Federal attorneys are prosecuting an 8-count indictment against Matt Sorensen, Chair of the McLean County Board in Illinois. Sorensen is accused of defrauding State Farm Insurance of more than $400,000 in unearned consulting fees.
Sorensen is also alleged to have conspired with co-defendant Navdeep Arora, who has an outside consultant for State Farm, to bill clients, including State Farm, for work that was never performed. Sorensen at the time of the alleged fraud worked for State Farm providing oversight for outside consultants.
Sorensen is scheduled to be arraigned in federal court in Chicago on Monday. While the federal charges, and what Breitbart News understands is an ongoing investigation by the FBI, mean that Sorensen’s life is about to enter an uncertain period, one thing won’t change for him – Sorensen, a Republican, will continue to serve as Chair of the McLean County Board.
“My preliminary view is that County Board rules and state statute have no mechanism for an indictment to have an impact on someone’s County Board position,” McLean County District Attorney Jason Chambers told the Bloomington Pantagraph.
While Sorensen is elected to the County Board by voters, his position has Chair is voted on by other members of the County Board. According to the McLean County Board rules, the Chair is nominated from and elected by the members of the County Board. The Chair then as the authority to appoint Committee Chairs and approve expenses and reimbursements for fellow members.
Under basic parliamentary procedure, Board Members likely have the authority to strip Sorensen of his Chair position. As he has only been charged with federal crimes, and not convicted, it is perhaps premature for moves to strip him of his position as a member of the Board, which is elected by the voters.
It is entirely within the powers of the Board Members, however, to allow Sorensen to remain in the powerful position of Board Chairman.
There is some precedent for stripping Sorensen of his Chairmanship. In 2011, the Board stripped a member of all of his committee assignments after he had been charged with domestic abuse. At the time, Sorensen said that the member’s conduct was a “distraction” for the other members and overshadowed the board’s work.
Also in 2011, another Board member was stripped of his Vice-Chair position after he was given a citation for driving with a suspended license. That member remains on the Board, although he is no longer Vice Chair.
Sources have told Breitbart News that board members have explored easy legal options in the Sorensen matter, but are reluctant to push Sorensen out of the Chair position.
Chambers, who as District Attorney is the lead prosecutor in the county, told the Pantagraph that Sorensen “has done a solid job as our County Board chairman and I regret that actions unrelated to that have had an impact.”

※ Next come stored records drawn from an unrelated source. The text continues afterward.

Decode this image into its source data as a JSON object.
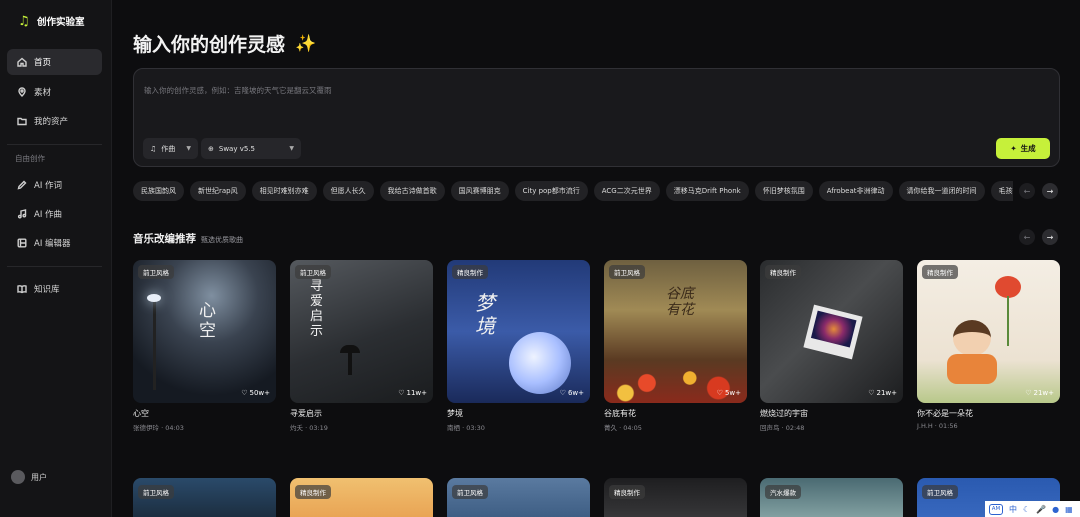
{
  "brand": {
    "name": "创作实验室",
    "icon": "music-note-icon",
    "accent": "#c6f03a"
  },
  "sidebar": {
    "items": [
      {
        "label": "首页",
        "icon": "home-icon",
        "active": true
      },
      {
        "label": "素材",
        "icon": "location-pin-icon"
      },
      {
        "label": "我的资产",
        "icon": "folder-icon"
      }
    ],
    "section_label": "自由创作",
    "create_items": [
      {
        "label": "AI 作词",
        "icon": "pen-icon"
      },
      {
        "label": "AI 作曲",
        "icon": "music-icon"
      },
      {
        "label": "AI 编辑器",
        "icon": "editor-icon"
      }
    ],
    "knowledge": {
      "label": "知识库",
      "icon": "book-icon"
    },
    "user": {
      "label": "用户"
    }
  },
  "hero": {
    "title": "输入你的创作灵感",
    "sparkle": "✨"
  },
  "prompt": {
    "placeholder": "输入你的创作灵感，例如：吉隆坡的天气它是翻云又覆雨",
    "mode_select": "作曲",
    "model_select": "Sway v5.5",
    "generate_label": "生成"
  },
  "chips": [
    "民族国韵风",
    "新世纪rap风",
    "相见时难别亦难",
    "但愿人长久",
    "我给古诗做首歌",
    "国风赛博朋克",
    "City pop都市流行",
    "ACG二次元世界",
    "漂移马克Drift Phonk",
    "怀旧梦核氛围",
    "Afrobeat非洲律动",
    "请你给我一道闭的时间",
    "毛孩子陪我宅"
  ],
  "section": {
    "title": "音乐改编推荐",
    "subtitle": "甄选优质歌曲"
  },
  "cards": [
    {
      "tag": "前卫风格",
      "likes": "50w+",
      "name": "心空",
      "meta": "张德伊玲 · 04:03",
      "art": "心\n空"
    },
    {
      "tag": "前卫风格",
      "likes": "11w+",
      "name": "寻爱启示",
      "meta": "灼夭 · 03:19",
      "art": "寻\n爱\n启\n示"
    },
    {
      "tag": "精良制作",
      "likes": "6w+",
      "name": "梦境",
      "meta": "南栖 · 03:30",
      "art": "梦\n境"
    },
    {
      "tag": "前卫风格",
      "likes": "5w+",
      "name": "谷底有花",
      "meta": "菁久 · 04:05",
      "art": "谷底\n有花"
    },
    {
      "tag": "精良制作",
      "likes": "21w+",
      "name": "燃烧过的宇宙",
      "meta": "回声鸟 · 02:48",
      "art": ""
    },
    {
      "tag": "精良制作",
      "likes": "21w+",
      "name": "你不必是一朵花",
      "meta": "J.H.H · 01:56",
      "art": ""
    }
  ],
  "second_row_tags": [
    "前卫风格",
    "精良制作",
    "前卫风格",
    "精良制作",
    "汽水爆款",
    "前卫风格"
  ],
  "float_tools": {
    "lang": "中"
  }
}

While a skeptic may question whether or not an eight-count federal indictment for fraud is really an unrelated matter in evaluating a public official’s actions, it isn’t known if the conduct was in fact unrelated.
Sorensen has been Chair of the McLean County Board since 2007. State Farm Insurance, a major US corporation, is headquartered in Bloomington, the county seat, and is the area’s largest employer. One doesn’t have to be a hardened cynic to wonder whether his powerful public office had any bearing on his employment at State Farm or any oversight he was subjected to there.

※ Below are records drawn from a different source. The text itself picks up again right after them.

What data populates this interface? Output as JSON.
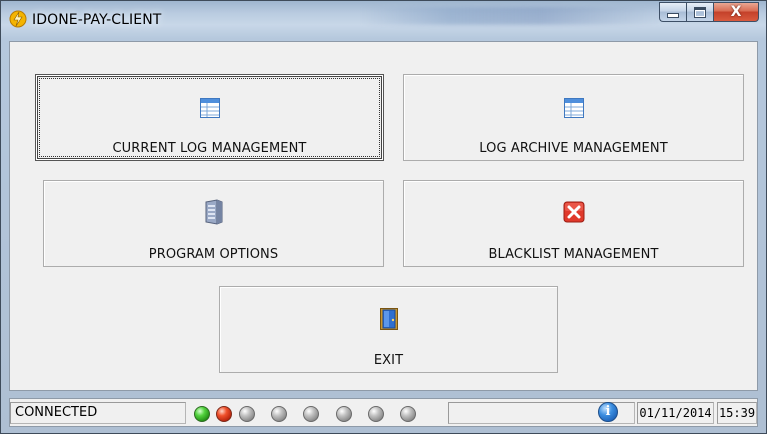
{
  "window": {
    "title": "IDONE-PAY-CLIENT",
    "controls": {
      "close_glyph": "X"
    }
  },
  "menu": {
    "current_log": {
      "label": "CURRENT LOG MANAGEMENT",
      "icon": "table-icon"
    },
    "log_archive": {
      "label": "LOG ARCHIVE MANAGEMENT",
      "icon": "table-icon"
    },
    "program_options": {
      "label": "PROGRAM OPTIONS",
      "icon": "server-icon"
    },
    "blacklist": {
      "label": "BLACKLIST MANAGEMENT",
      "icon": "red-x-icon"
    },
    "exit": {
      "label": "EXIT",
      "icon": "door-icon"
    }
  },
  "statusbar": {
    "status": "CONNECTED",
    "indicators": [
      "green",
      "red",
      "gray",
      "gray",
      "gray",
      "gray",
      "gray",
      "gray"
    ],
    "info_glyph": "i",
    "date": "01/11/2014",
    "time": "15:39"
  },
  "colors": {
    "led_green": "#52d23e",
    "led_red": "#f0512c",
    "led_gray": "#c2c2c2",
    "close_red": "#d86b52"
  }
}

Although it isn’t known, it is certainly possible that his position on the County Board facilitated or made easier the fraud he is alleged to have committed.
In 2014, the McLean County Board was given a failing grade for transparency by government watchdog Illinois Policy Review. The Board has also been criticized for making it virtually impossible for regular citizens to address the Board. A local reporter even penned a piece titled, “The McLean County Board doesn’t want to hear from you.”

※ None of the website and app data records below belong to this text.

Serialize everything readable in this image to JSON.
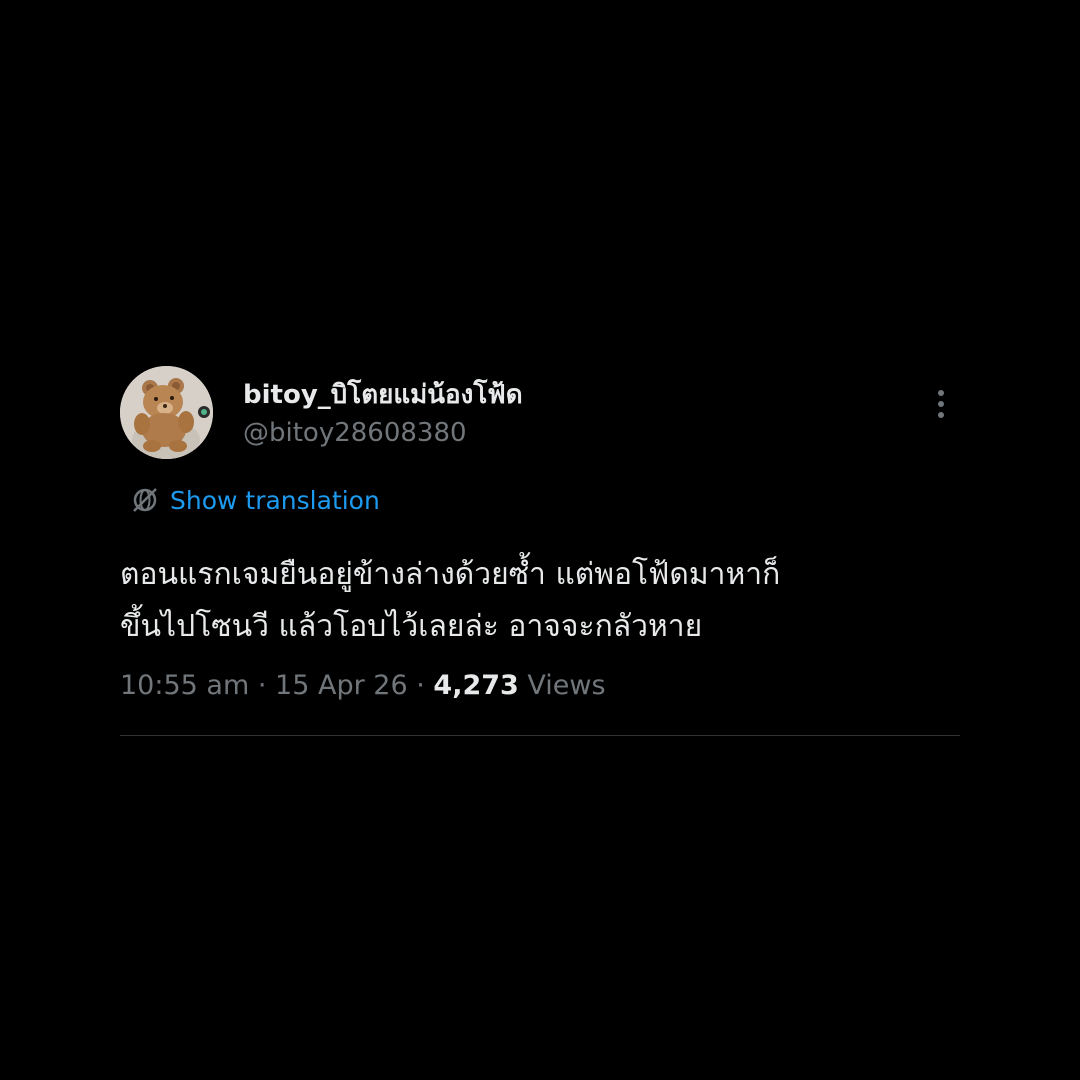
{
  "author": {
    "display_name": "bitoy_บิโตยแม่น้องโฟ้ด",
    "handle": "@bitoy28608380",
    "avatar_icon": "teddy-bear-avatar"
  },
  "more_icon": "more-vertical-icon",
  "translation": {
    "icon": "translate-globe-icon",
    "label": "Show translation"
  },
  "tweet": {
    "lines": [
      "ตอนแรกเจมยืนอยู่ข้างล่างด้วยซ้ำ แต่พอโฟ้ดมาหาก็",
      "ขึ้นไปโซนวี แล้วโอบไว้เลยล่ะ อาจจะกลัวหาย"
    ]
  },
  "meta": {
    "time": "10:55 am",
    "separator": "·",
    "date": "15 Apr 26",
    "views_count": "4,273",
    "views_label": "Views"
  },
  "colors": {
    "background": "#000000",
    "text": "#e7e9ea",
    "secondary": "#71767b",
    "link": "#1d9bf0",
    "divider": "#2f3336"
  }
}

A recent Gallup poll found that 75 percent of Americans believe corruption is widespread in government. A CNN poll last week found that 69 percent of Americans were at least “somewhat angry” about how government was run in the US.
We’re conditioned to think of government through the lens of Washington or our state capitals. Government, however, has an enormous, and often most direct, impact at the local level. When elected members of a county board refuse to take action against a colleague who has been indicted by federal prosecutors, it erodes the trust the public has in its officials.
When even a District Attorney thinks the “solid work” an elected official has done in anyway outweighs potential corruption by that official, it fosters the public’s fear that officials believe they are subject to different rules than the rest of us. Especially when it is possible that the official’s position may have facilitated his fraud.
Publicly calling on a colleague to relinquish the powers of his Chairmanship is no doubt a hard task. Presumably, though, elected officials offer themselves to voters as being willing to do the hard tasks. There aren’t just trappings to office. There are also responsibilities.